What to produce
Look for the word "data" in the entries below, then copy every line that has it.

══════════

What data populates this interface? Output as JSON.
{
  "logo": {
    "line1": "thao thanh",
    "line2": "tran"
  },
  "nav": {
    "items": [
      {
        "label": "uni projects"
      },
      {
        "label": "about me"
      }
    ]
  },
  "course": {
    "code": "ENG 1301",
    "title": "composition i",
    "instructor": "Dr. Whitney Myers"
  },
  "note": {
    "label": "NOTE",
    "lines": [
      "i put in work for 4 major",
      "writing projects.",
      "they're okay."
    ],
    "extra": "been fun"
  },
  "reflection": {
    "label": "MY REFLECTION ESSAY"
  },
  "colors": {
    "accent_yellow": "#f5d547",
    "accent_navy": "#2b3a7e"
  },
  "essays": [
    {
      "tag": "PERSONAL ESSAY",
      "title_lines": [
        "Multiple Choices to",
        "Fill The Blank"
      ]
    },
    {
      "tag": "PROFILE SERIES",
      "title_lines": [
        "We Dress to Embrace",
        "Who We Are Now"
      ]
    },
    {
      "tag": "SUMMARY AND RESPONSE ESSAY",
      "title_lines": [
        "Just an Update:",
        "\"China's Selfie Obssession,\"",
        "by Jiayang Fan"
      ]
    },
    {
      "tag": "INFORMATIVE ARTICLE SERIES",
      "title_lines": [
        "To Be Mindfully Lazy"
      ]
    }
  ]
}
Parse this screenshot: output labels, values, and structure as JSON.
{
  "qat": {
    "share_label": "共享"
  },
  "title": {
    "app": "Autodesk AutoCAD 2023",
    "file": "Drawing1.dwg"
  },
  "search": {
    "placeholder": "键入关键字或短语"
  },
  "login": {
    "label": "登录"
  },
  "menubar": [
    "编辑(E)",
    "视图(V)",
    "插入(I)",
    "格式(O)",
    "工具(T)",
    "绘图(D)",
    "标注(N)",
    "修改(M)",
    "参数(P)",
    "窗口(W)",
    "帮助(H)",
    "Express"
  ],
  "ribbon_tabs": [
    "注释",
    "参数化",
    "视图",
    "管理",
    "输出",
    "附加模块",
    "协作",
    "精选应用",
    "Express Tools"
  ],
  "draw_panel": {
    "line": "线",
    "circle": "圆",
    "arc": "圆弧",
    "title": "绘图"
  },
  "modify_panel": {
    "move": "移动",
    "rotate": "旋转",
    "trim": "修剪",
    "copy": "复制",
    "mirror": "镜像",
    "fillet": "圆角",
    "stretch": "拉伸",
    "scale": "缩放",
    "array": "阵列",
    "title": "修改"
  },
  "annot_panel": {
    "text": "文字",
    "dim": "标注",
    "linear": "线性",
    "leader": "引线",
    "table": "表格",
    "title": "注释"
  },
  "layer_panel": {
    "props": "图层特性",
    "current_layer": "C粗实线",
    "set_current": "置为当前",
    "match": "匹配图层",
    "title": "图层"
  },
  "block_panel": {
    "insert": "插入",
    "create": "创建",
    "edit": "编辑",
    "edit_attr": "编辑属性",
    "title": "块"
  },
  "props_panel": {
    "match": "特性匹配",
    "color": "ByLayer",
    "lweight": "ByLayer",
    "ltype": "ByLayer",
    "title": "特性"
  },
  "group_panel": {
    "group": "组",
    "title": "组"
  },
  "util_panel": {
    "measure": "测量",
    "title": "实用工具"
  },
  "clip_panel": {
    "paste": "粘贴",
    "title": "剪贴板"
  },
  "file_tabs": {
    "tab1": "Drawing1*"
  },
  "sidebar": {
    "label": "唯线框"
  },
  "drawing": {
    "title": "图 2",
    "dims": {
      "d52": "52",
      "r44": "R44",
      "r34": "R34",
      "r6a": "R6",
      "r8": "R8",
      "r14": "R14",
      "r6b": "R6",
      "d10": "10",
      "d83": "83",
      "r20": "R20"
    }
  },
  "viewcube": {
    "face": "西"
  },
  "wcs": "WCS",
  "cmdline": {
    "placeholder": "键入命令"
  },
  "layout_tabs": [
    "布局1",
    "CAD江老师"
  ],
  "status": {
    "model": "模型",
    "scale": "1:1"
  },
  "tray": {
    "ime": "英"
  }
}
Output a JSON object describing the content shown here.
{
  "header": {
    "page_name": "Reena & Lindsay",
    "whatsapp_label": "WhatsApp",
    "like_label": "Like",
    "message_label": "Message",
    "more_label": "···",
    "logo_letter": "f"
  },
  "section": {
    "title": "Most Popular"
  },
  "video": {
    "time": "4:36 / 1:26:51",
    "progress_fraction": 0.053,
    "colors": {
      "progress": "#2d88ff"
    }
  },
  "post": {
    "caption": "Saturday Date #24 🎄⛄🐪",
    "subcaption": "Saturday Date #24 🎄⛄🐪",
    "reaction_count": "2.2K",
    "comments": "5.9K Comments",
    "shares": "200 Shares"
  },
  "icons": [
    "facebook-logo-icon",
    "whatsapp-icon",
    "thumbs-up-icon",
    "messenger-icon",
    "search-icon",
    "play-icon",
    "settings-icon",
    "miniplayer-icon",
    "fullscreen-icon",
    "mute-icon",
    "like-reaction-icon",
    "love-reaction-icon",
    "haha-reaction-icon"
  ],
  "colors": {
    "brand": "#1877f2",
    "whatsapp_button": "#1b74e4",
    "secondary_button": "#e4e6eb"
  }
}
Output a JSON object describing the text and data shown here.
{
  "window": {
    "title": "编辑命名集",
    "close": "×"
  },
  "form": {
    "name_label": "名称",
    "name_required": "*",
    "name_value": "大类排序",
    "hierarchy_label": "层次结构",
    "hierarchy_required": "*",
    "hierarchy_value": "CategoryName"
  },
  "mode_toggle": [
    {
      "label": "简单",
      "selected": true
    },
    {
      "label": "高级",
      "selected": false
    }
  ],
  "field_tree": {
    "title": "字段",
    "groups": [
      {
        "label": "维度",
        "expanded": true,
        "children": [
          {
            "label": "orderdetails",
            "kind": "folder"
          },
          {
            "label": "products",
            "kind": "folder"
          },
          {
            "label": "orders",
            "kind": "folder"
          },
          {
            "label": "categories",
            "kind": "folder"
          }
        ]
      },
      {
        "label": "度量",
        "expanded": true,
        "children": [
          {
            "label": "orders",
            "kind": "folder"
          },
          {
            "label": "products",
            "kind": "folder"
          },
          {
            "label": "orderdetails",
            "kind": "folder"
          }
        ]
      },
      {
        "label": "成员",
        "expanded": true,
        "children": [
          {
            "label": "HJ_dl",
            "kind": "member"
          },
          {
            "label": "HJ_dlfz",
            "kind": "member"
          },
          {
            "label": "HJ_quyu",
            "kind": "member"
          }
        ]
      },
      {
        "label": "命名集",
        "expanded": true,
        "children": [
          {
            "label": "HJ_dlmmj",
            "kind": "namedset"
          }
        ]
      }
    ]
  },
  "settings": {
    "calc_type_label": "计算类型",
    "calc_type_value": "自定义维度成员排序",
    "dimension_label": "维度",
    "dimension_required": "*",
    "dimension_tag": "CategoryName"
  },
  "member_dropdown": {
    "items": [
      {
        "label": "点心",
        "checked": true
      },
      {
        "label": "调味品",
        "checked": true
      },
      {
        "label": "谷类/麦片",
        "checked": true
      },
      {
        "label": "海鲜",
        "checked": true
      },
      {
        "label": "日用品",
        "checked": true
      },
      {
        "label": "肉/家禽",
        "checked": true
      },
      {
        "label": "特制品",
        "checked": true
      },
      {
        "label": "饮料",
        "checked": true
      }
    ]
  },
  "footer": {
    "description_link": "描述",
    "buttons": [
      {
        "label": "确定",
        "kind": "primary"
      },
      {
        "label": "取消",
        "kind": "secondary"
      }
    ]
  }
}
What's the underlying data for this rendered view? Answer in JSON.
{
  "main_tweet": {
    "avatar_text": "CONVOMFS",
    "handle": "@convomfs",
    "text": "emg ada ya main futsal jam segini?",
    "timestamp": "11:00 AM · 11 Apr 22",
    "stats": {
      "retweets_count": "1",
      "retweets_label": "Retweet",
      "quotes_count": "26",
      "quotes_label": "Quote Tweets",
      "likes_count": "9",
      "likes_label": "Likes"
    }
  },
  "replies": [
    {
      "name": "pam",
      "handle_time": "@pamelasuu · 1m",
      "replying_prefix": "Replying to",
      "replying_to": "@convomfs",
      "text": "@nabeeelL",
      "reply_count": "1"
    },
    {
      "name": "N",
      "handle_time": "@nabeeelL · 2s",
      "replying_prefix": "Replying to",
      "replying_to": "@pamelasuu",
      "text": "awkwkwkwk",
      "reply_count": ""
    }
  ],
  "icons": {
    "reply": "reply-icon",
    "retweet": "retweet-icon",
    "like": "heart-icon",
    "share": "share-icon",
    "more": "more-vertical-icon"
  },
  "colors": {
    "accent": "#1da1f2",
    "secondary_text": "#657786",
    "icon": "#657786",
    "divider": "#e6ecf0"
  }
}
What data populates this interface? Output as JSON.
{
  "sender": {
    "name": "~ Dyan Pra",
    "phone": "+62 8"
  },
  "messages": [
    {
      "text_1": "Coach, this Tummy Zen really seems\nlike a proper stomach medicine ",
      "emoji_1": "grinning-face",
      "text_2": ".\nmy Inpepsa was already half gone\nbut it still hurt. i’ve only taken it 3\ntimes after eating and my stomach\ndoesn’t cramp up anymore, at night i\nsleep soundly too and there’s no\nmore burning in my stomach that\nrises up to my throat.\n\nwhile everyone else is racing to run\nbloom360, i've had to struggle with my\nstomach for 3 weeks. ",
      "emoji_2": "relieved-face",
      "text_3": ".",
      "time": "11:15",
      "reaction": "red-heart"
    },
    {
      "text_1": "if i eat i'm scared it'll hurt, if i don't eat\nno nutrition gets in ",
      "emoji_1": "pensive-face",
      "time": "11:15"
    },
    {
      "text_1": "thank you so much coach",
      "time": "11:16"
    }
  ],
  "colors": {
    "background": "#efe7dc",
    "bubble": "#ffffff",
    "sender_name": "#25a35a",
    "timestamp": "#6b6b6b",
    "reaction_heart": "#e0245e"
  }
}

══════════

Your response
What data populates this interface? Output as JSON.
Output a JSON object describing the text and data shown here.
What's the underlying data for this rendered view? Answer in JSON.
What data populates this interface? Output as JSON.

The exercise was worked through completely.